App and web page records

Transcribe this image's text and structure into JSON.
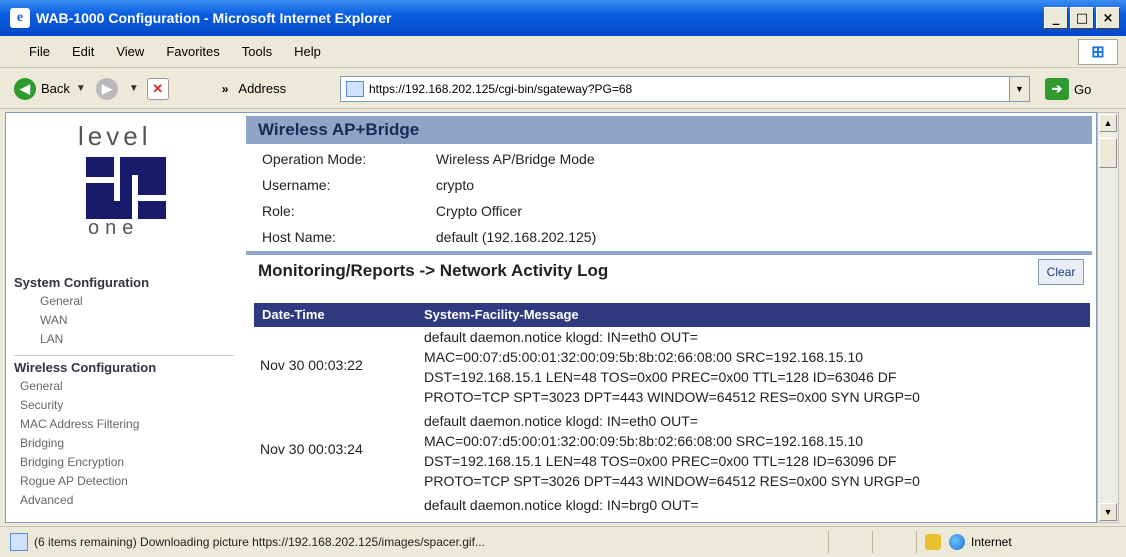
{
  "window": {
    "title": "WAB-1000 Configuration - Microsoft Internet Explorer",
    "buttons": [
      "_",
      "□",
      "×"
    ]
  },
  "menu": [
    "File",
    "Edit",
    "View",
    "Favorites",
    "Tools",
    "Help"
  ],
  "toolbar": {
    "back": "Back",
    "chevron": "»",
    "address_label": "Address",
    "url": "https://192.168.202.125/cgi-bin/sgateway?PG=68",
    "go": "Go"
  },
  "sidebar": {
    "logo_top": "level",
    "logo_bottom": "one",
    "groups": [
      {
        "title": "System Configuration",
        "items": [
          "General",
          "WAN",
          "LAN"
        ]
      },
      {
        "title": "Wireless Configuration",
        "items": [
          "General",
          "Security",
          "MAC Address Filtering",
          "Bridging",
          "Bridging Encryption",
          "Rogue AP Detection",
          "Advanced"
        ]
      }
    ]
  },
  "main": {
    "section_title": "Wireless AP+Bridge",
    "info": [
      {
        "label": "Operation Mode:",
        "value": "Wireless AP/Bridge Mode"
      },
      {
        "label": "Username:",
        "value": "crypto"
      },
      {
        "label": "Role:",
        "value": "Crypto Officer"
      },
      {
        "label": "Host Name:",
        "value": "default (192.168.202.125)"
      }
    ],
    "log_title": "Monitoring/Reports -> Network Activity Log",
    "clear_label": "Clear",
    "columns": [
      "Date-Time",
      "System-Facility-Message"
    ],
    "rows": [
      {
        "date": "Nov 30 00:03:22",
        "message": [
          "default daemon.notice klogd: IN=eth0 OUT=",
          "MAC=00:07:d5:00:01:32:00:09:5b:8b:02:66:08:00 SRC=192.168.15.10",
          "DST=192.168.15.1 LEN=48 TOS=0x00 PREC=0x00 TTL=128 ID=63046 DF",
          "PROTO=TCP SPT=3023 DPT=443 WINDOW=64512 RES=0x00 SYN URGP=0"
        ]
      },
      {
        "date": "Nov 30 00:03:24",
        "message": [
          "default daemon.notice klogd: IN=eth0 OUT=",
          "MAC=00:07:d5:00:01:32:00:09:5b:8b:02:66:08:00 SRC=192.168.15.10",
          "DST=192.168.15.1 LEN=48 TOS=0x00 PREC=0x00 TTL=128 ID=63096 DF",
          "PROTO=TCP SPT=3026 DPT=443 WINDOW=64512 RES=0x00 SYN URGP=0"
        ]
      },
      {
        "date": "",
        "message": [
          "default daemon.notice klogd: IN=brg0 OUT="
        ]
      }
    ]
  },
  "statusbar": {
    "text": "(6 items remaining) Downloading picture https://192.168.202.125/images/spacer.gif...",
    "zone": "Internet"
  }
}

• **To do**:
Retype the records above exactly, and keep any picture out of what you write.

• **Response box**:
Transcribe this image's text and structure into JSON.
{
  "window": {
    "title": "WAB-1000 Configuration - Microsoft Internet Explorer",
    "buttons": [
      "_",
      "□",
      "×"
    ]
  },
  "menu": [
    "File",
    "Edit",
    "View",
    "Favorites",
    "Tools",
    "Help"
  ],
  "toolbar": {
    "back": "Back",
    "chevron": "»",
    "address_label": "Address",
    "url": "https://192.168.202.125/cgi-bin/sgateway?PG=68",
    "go": "Go"
  },
  "sidebar": {
    "logo_top": "level",
    "logo_bottom": "one",
    "groups": [
      {
        "title": "System Configuration",
        "items": [
          "General",
          "WAN",
          "LAN"
        ]
      },
      {
        "title": "Wireless Configuration",
        "items": [
          "General",
          "Security",
          "MAC Address Filtering",
          "Bridging",
          "Bridging Encryption",
          "Rogue AP Detection",
          "Advanced"
        ]
      }
    ]
  },
  "main": {
    "section_title": "Wireless AP+Bridge",
    "info": [
      {
        "label": "Operation Mode:",
        "value": "Wireless AP/Bridge Mode"
      },
      {
        "label": "Username:",
        "value": "crypto"
      },
      {
        "label": "Role:",
        "value": "Crypto Officer"
      },
      {
        "label": "Host Name:",
        "value": "default (192.168.202.125)"
      }
    ],
    "log_title": "Monitoring/Reports -> Network Activity Log",
    "clear_label": "Clear",
    "columns": [
      "Date-Time",
      "System-Facility-Message"
    ],
    "rows": [
      {
        "date": "Nov 30 00:03:22",
        "message": [
          "default daemon.notice klogd: IN=eth0 OUT=",
          "MAC=00:07:d5:00:01:32:00:09:5b:8b:02:66:08:00 SRC=192.168.15.10",
          "DST=192.168.15.1 LEN=48 TOS=0x00 PREC=0x00 TTL=128 ID=63046 DF",
          "PROTO=TCP SPT=3023 DPT=443 WINDOW=64512 RES=0x00 SYN URGP=0"
        ]
      },
      {
        "date": "Nov 30 00:03:24",
        "message": [
          "default daemon.notice klogd: IN=eth0 OUT=",
          "MAC=00:07:d5:00:01:32:00:09:5b:8b:02:66:08:00 SRC=192.168.15.10",
          "DST=192.168.15.1 LEN=48 TOS=0x00 PREC=0x00 TTL=128 ID=63096 DF",
          "PROTO=TCP SPT=3026 DPT=443 WINDOW=64512 RES=0x00 SYN URGP=0"
        ]
      },
      {
        "date": "",
        "message": [
          "default daemon.notice klogd: IN=brg0 OUT="
        ]
      }
    ]
  },
  "statusbar": {
    "text": "(6 items remaining) Downloading picture https://192.168.202.125/images/spacer.gif...",
    "zone": "Internet"
  }
}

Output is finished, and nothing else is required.